┌────────

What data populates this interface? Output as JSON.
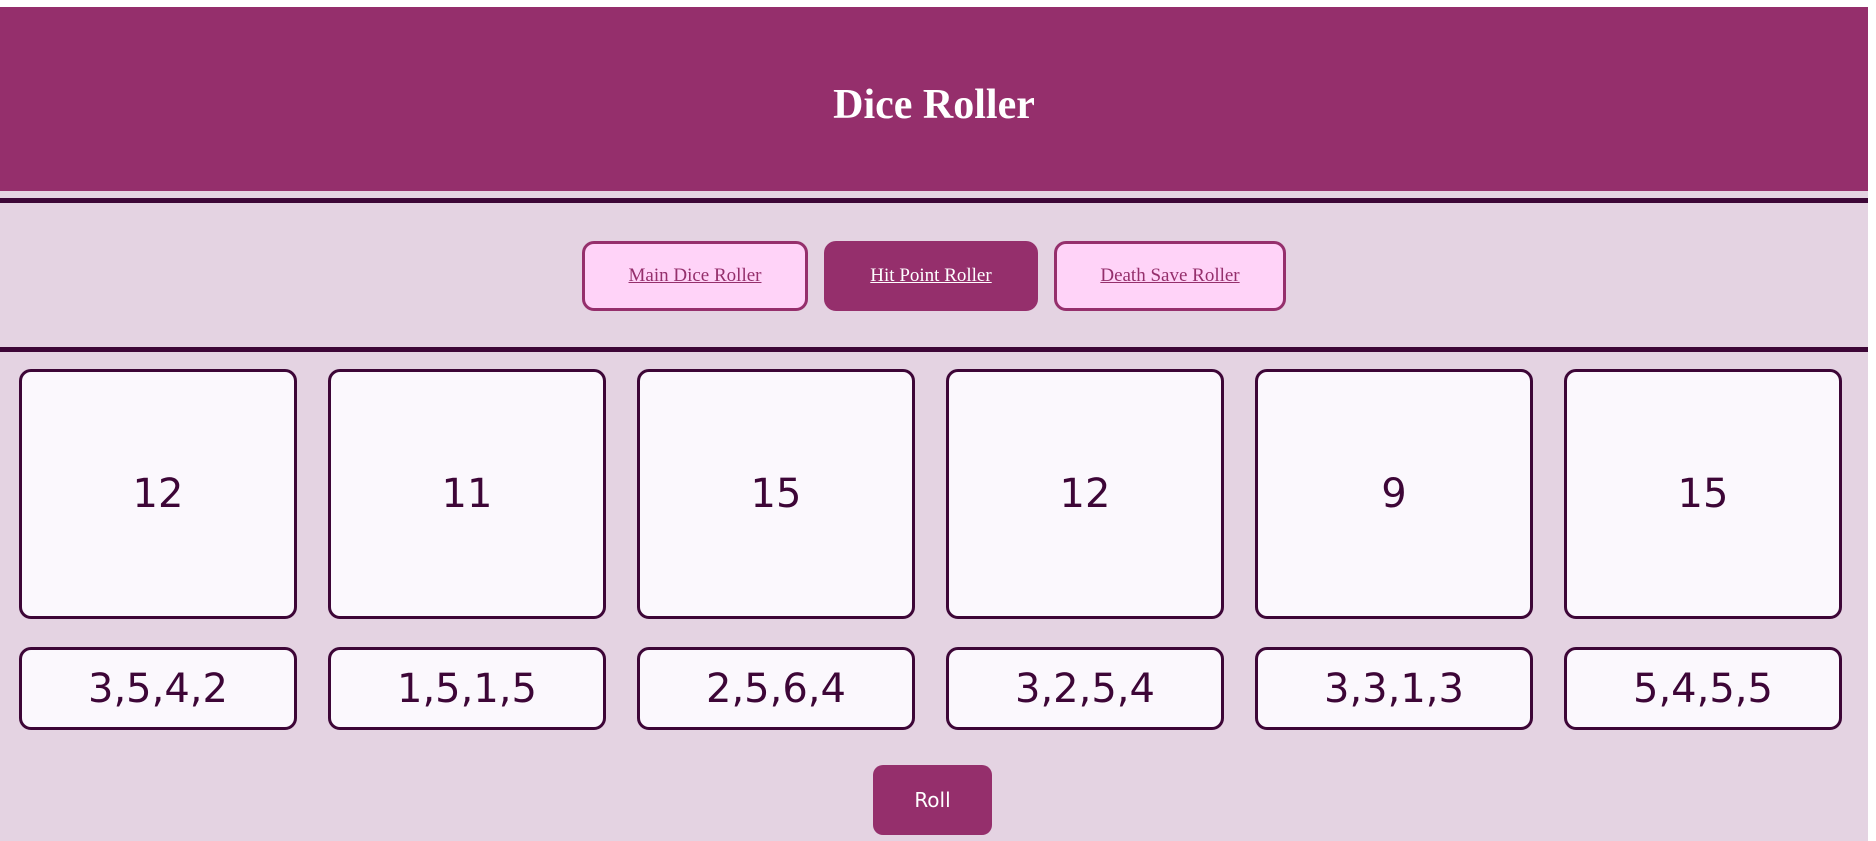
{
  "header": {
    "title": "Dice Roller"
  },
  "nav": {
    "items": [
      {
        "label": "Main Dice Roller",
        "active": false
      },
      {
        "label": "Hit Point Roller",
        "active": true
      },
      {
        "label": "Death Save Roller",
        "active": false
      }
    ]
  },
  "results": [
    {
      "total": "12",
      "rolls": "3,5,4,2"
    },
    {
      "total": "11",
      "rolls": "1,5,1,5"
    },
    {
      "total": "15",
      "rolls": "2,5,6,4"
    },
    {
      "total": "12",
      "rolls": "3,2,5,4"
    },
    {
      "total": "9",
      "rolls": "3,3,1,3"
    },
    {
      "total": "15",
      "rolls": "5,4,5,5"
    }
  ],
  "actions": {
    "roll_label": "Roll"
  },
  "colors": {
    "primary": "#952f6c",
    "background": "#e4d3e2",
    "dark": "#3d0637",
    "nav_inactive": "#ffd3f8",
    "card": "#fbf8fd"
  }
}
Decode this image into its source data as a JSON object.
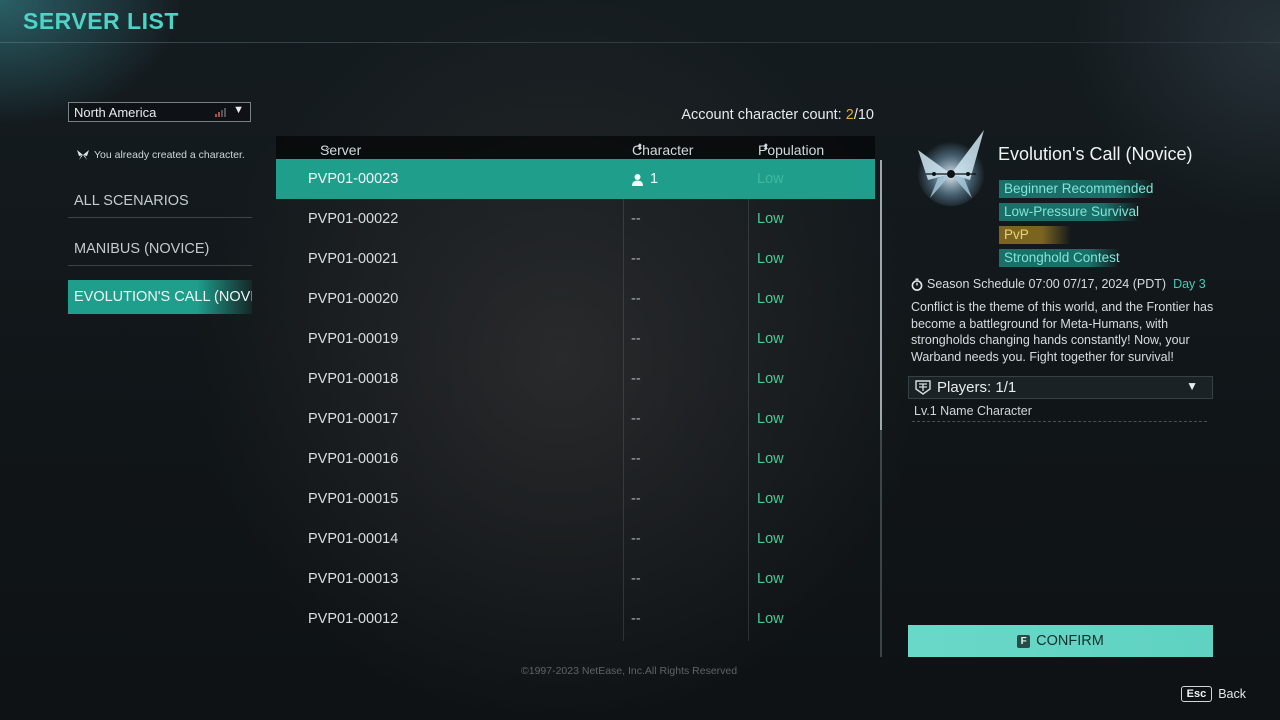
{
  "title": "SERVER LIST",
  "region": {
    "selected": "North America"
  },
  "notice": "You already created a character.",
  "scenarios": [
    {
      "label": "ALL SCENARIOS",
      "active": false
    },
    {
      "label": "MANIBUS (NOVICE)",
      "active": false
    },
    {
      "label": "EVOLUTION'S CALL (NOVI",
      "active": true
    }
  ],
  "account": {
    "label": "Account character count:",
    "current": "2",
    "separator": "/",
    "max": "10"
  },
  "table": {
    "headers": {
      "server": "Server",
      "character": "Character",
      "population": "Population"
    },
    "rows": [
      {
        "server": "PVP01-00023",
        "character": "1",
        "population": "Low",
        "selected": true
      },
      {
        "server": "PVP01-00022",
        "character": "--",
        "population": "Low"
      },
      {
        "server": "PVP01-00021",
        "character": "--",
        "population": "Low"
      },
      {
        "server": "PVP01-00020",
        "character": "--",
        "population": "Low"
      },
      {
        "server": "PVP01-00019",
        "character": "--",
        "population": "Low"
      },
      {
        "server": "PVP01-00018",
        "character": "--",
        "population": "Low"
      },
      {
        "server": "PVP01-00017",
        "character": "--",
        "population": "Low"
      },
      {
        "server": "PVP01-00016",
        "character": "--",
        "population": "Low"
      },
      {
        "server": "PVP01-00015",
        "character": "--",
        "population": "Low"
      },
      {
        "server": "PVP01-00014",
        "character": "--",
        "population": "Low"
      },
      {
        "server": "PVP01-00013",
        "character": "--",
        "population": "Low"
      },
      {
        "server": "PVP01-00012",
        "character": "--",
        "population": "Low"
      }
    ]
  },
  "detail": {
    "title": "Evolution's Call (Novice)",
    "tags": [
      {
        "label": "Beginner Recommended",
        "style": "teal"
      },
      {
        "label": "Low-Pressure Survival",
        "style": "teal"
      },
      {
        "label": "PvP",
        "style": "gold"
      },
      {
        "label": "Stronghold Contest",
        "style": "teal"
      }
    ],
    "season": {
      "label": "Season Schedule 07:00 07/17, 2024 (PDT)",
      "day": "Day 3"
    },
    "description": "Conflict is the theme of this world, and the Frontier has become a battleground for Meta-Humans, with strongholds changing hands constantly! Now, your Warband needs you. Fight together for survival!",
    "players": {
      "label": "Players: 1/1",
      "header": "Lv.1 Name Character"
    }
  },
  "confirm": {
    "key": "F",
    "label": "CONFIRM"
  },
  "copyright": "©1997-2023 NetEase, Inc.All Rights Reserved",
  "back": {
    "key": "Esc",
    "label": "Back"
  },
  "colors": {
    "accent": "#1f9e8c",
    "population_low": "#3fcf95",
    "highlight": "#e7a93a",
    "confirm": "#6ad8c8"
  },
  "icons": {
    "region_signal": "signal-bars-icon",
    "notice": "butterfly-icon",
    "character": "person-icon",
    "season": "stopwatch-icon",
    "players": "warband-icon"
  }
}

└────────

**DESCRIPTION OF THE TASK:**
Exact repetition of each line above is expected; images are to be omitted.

**ANSWER TO THIS TASK:**
What data populates this interface? Output as JSON.
{
  "header": {
    "title": "Dice Roller"
  },
  "nav": {
    "items": [
      {
        "label": "Main Dice Roller",
        "active": false
      },
      {
        "label": "Hit Point Roller",
        "active": true
      },
      {
        "label": "Death Save Roller",
        "active": false
      }
    ]
  },
  "results": [
    {
      "total": "12",
      "rolls": "3,5,4,2"
    },
    {
      "total": "11",
      "rolls": "1,5,1,5"
    },
    {
      "total": "15",
      "rolls": "2,5,6,4"
    },
    {
      "total": "12",
      "rolls": "3,2,5,4"
    },
    {
      "total": "9",
      "rolls": "3,3,1,3"
    },
    {
      "total": "15",
      "rolls": "5,4,5,5"
    }
  ],
  "actions": {
    "roll_label": "Roll"
  },
  "colors": {
    "primary": "#952f6c",
    "background": "#e4d3e2",
    "dark": "#3d0637",
    "nav_inactive": "#ffd3f8",
    "card": "#fbf8fd"
  }
}
Decode this image into its source data as a JSON object.
{
  "title": "SERVER LIST",
  "region": {
    "selected": "North America"
  },
  "notice": "You already created a character.",
  "scenarios": [
    {
      "label": "ALL SCENARIOS",
      "active": false
    },
    {
      "label": "MANIBUS (NOVICE)",
      "active": false
    },
    {
      "label": "EVOLUTION'S CALL (NOVI",
      "active": true
    }
  ],
  "account": {
    "label": "Account character count:",
    "current": "2",
    "separator": "/",
    "max": "10"
  },
  "table": {
    "headers": {
      "server": "Server",
      "character": "Character",
      "population": "Population"
    },
    "rows": [
      {
        "server": "PVP01-00023",
        "character": "1",
        "population": "Low",
        "selected": true
      },
      {
        "server": "PVP01-00022",
        "character": "--",
        "population": "Low"
      },
      {
        "server": "PVP01-00021",
        "character": "--",
        "population": "Low"
      },
      {
        "server": "PVP01-00020",
        "character": "--",
        "population": "Low"
      },
      {
        "server": "PVP01-00019",
        "character": "--",
        "population": "Low"
      },
      {
        "server": "PVP01-00018",
        "character": "--",
        "population": "Low"
      },
      {
        "server": "PVP01-00017",
        "character": "--",
        "population": "Low"
      },
      {
        "server": "PVP01-00016",
        "character": "--",
        "population": "Low"
      },
      {
        "server": "PVP01-00015",
        "character": "--",
        "population": "Low"
      },
      {
        "server": "PVP01-00014",
        "character": "--",
        "population": "Low"
      },
      {
        "server": "PVP01-00013",
        "character": "--",
        "population": "Low"
      },
      {
        "server": "PVP01-00012",
        "character": "--",
        "population": "Low"
      }
    ]
  },
  "detail": {
    "title": "Evolution's Call (Novice)",
    "tags": [
      {
        "label": "Beginner Recommended",
        "style": "teal"
      },
      {
        "label": "Low-Pressure Survival",
        "style": "teal"
      },
      {
        "label": "PvP",
        "style": "gold"
      },
      {
        "label": "Stronghold Contest",
        "style": "teal"
      }
    ],
    "season": {
      "label": "Season Schedule 07:00 07/17, 2024 (PDT)",
      "day": "Day 3"
    },
    "description": "Conflict is the theme of this world, and the Frontier has become a battleground for Meta-Humans, with strongholds changing hands constantly! Now, your Warband needs you. Fight together for survival!",
    "players": {
      "label": "Players: 1/1",
      "header": "Lv.1 Name Character"
    }
  },
  "confirm": {
    "key": "F",
    "label": "CONFIRM"
  },
  "copyright": "©1997-2023 NetEase, Inc.All Rights Reserved",
  "back": {
    "key": "Esc",
    "label": "Back"
  },
  "colors": {
    "accent": "#1f9e8c",
    "population_low": "#3fcf95",
    "highlight": "#e7a93a",
    "confirm": "#6ad8c8"
  },
  "icons": {
    "region_signal": "signal-bars-icon",
    "notice": "butterfly-icon",
    "character": "person-icon",
    "season": "stopwatch-icon",
    "players": "warband-icon"
  }
}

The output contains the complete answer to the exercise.